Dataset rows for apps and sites

========

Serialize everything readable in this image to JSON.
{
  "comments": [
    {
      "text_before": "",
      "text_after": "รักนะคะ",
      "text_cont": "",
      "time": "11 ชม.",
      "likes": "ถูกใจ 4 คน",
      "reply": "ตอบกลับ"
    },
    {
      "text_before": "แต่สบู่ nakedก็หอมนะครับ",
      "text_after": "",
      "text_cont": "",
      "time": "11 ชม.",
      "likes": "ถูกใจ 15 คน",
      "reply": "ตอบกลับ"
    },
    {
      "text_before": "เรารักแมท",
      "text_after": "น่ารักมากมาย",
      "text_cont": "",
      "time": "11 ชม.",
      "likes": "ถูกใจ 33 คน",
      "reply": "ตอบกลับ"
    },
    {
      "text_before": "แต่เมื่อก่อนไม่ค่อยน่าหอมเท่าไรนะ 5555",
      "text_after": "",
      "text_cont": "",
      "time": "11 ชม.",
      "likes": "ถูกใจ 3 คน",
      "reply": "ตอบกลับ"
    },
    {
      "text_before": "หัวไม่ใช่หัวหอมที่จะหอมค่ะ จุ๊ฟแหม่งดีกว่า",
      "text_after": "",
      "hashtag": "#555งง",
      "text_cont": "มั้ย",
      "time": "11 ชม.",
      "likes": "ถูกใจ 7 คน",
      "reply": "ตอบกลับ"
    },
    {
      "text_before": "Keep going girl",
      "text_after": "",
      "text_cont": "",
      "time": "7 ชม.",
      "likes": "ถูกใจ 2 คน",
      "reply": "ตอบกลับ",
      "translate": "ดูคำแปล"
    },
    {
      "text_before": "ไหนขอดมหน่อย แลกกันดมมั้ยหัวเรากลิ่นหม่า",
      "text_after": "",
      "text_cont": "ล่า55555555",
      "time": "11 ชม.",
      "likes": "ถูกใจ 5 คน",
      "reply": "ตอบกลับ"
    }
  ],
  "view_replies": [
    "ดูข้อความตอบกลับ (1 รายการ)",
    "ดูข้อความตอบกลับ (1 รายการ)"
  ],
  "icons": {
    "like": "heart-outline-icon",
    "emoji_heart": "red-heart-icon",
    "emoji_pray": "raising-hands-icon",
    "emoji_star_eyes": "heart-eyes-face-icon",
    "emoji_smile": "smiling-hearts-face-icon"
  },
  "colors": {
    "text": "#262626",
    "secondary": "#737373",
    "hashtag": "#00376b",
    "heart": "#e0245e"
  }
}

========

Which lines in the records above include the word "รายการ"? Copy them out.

    "ดูข้อความตอบกลับ (1 รายการ)",
    "ดูข้อความตอบกลับ (1 รายการ)"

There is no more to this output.